*** Block opens ***

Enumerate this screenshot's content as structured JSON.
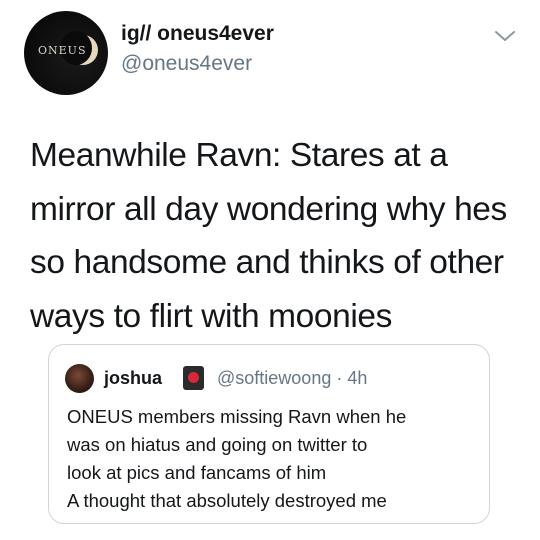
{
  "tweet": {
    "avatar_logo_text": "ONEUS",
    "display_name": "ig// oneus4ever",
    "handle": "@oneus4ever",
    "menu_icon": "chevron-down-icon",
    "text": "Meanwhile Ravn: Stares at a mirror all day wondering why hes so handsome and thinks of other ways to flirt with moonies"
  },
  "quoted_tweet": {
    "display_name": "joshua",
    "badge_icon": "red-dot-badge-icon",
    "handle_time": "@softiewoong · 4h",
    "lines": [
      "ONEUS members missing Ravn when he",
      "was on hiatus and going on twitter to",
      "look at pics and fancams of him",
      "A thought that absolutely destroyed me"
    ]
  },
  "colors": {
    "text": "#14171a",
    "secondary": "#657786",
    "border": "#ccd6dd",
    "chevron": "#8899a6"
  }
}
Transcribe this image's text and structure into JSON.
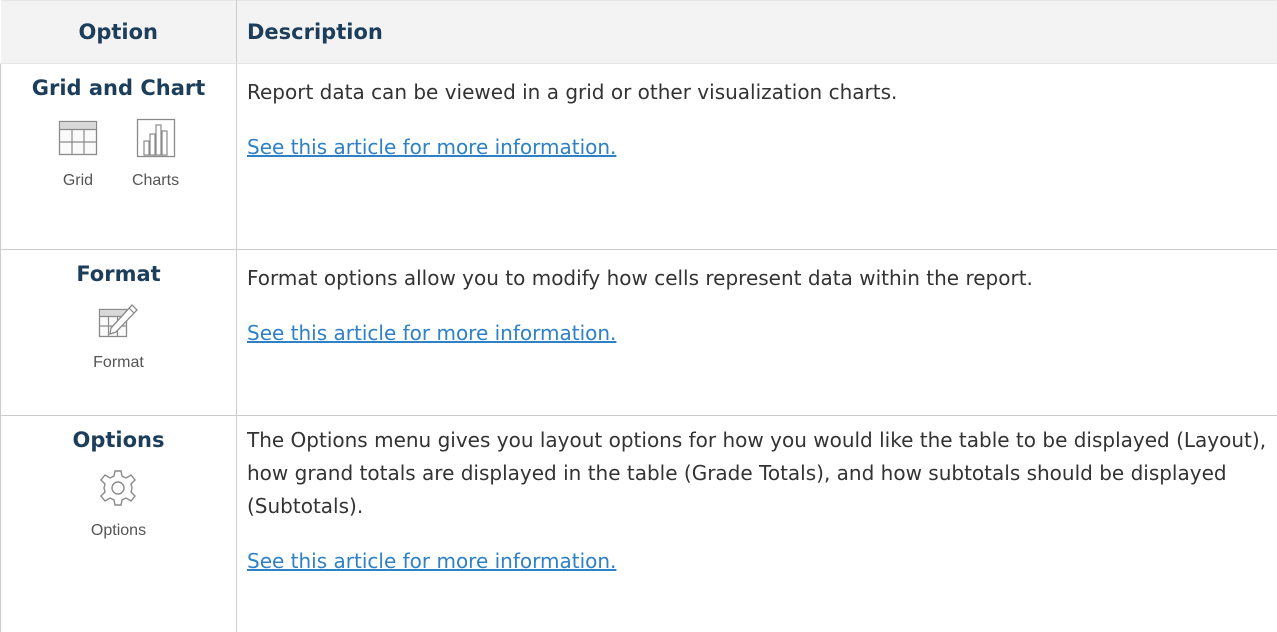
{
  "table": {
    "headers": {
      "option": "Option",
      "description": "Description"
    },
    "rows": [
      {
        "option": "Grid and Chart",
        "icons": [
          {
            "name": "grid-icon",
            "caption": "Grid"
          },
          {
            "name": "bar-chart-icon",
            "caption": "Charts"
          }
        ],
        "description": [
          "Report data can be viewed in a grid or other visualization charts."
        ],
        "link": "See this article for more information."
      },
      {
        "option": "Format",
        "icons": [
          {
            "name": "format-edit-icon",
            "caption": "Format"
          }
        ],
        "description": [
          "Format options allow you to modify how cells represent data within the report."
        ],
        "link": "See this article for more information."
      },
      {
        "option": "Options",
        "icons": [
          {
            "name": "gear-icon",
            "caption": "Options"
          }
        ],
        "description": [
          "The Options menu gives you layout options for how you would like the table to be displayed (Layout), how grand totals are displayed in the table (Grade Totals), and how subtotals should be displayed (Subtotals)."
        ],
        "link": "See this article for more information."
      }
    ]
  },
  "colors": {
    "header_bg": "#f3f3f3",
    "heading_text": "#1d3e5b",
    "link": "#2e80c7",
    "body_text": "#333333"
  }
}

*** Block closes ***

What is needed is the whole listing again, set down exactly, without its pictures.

Exercise response:
Enumerate this screenshot's content as structured JSON.
{
  "tweet": {
    "avatar_logo_text": "ONEUS",
    "display_name": "ig// oneus4ever",
    "handle": "@oneus4ever",
    "menu_icon": "chevron-down-icon",
    "text": "Meanwhile Ravn: Stares at a mirror all day wondering why hes so handsome and thinks of other ways to flirt with moonies"
  },
  "quoted_tweet": {
    "display_name": "joshua",
    "badge_icon": "red-dot-badge-icon",
    "handle_time": "@softiewoong · 4h",
    "lines": [
      "ONEUS members missing Ravn when he",
      "was on hiatus and going on twitter to",
      "look at pics and fancams of him",
      "A thought that absolutely destroyed me"
    ]
  },
  "colors": {
    "text": "#14171a",
    "secondary": "#657786",
    "border": "#ccd6dd",
    "chevron": "#8899a6"
  }
}
Transcribe this image's text and structure into JSON.
{
  "table": {
    "headers": {
      "option": "Option",
      "description": "Description"
    },
    "rows": [
      {
        "option": "Grid and Chart",
        "icons": [
          {
            "name": "grid-icon",
            "caption": "Grid"
          },
          {
            "name": "bar-chart-icon",
            "caption": "Charts"
          }
        ],
        "description": [
          "Report data can be viewed in a grid or other visualization charts."
        ],
        "link": "See this article for more information."
      },
      {
        "option": "Format",
        "icons": [
          {
            "name": "format-edit-icon",
            "caption": "Format"
          }
        ],
        "description": [
          "Format options allow you to modify how cells represent data within the report."
        ],
        "link": "See this article for more information."
      },
      {
        "option": "Options",
        "icons": [
          {
            "name": "gear-icon",
            "caption": "Options"
          }
        ],
        "description": [
          "The Options menu gives you layout options for how you would like the table to be displayed (Layout), how grand totals are displayed in the table (Grade Totals), and how subtotals should be displayed (Subtotals)."
        ],
        "link": "See this article for more information."
      }
    ]
  },
  "colors": {
    "header_bg": "#f3f3f3",
    "heading_text": "#1d3e5b",
    "link": "#2e80c7",
    "body_text": "#333333"
  }
}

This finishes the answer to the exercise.